Glass Butte is essentially a mountain of black obsidian. Obsidian is glassy, sharp enough to puncture a car tire, and exquisitely beautiful with colors ranging from the darkest shiny black to reds and grays. This painting is for me because
it takes me back to a September afternoon of sunshine, serenity, no time.
–Cheryl Renee Long
For fine arts watercolors of nature and birds at affordable prices, go to cherylrlong.com
What is YOUR Core Landscape?
In this blog post, Cheryl talks about the concept of a “core landscape.” What do you think about the idea of a core landscape–do you have an interior space or exterior place that always calls you to your most essential self? What is it? Leave your insights and ideas in the comment box, and don’t forget to leave your e-mail in the box at the right if you want to keep track of the upcoming conversation on this fascinating topic. If it says “No Comments” below, just click there and add your and then the next person clicks on 1 Comment and so on!
March 3, 2008 Last night, I asked each student to write down a time of day (like twilight, dawn, high noon, etc.) on a scrap of paper and put them in a hat. We all drew one and the prompt was to express the mood of that hour in art while letting memories, dreams, and reflections related to that time of day come to us for writing about afterward.
I have a lovely student with emerald green hair. Last night, her ripped tee-shirt revealed the words “Lost Girl” tattooed across the top of her chest. Libby has multiple piercings including a bar across the top of her spine that looks painful, but in spite of her ritualistic accessories, her dominant facial expression is best described as gamine. She is big-hearted, sweet-natured, and artistic. She gave me the word “revolutionary,” which began the spirals.

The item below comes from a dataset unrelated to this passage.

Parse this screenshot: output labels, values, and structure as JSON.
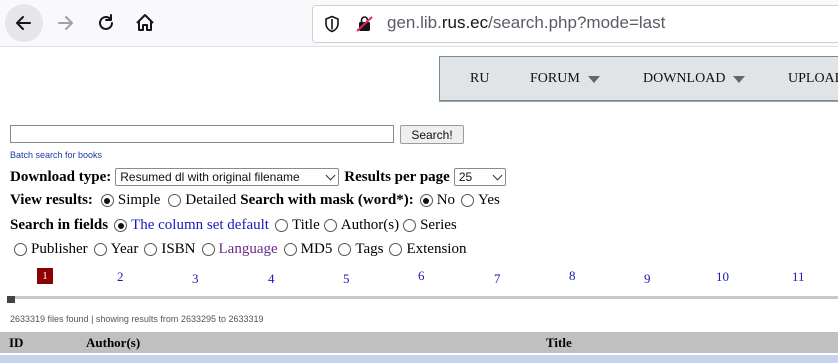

However, as the “leader of the pack,” I am always aware of many souls focusing and creating at the same time. In a previous scribble drawing called “Holding It Close,” which I also did while drawing with my students, the object being held close and growing was the spiral of an unfurling frond. I see that same cosmic spiral symbol of the psyche repeated here is a source image of many hearts working together in one space, “rocked in the spiral arms of the Milky Way,” as Lisa Aschman’s song says.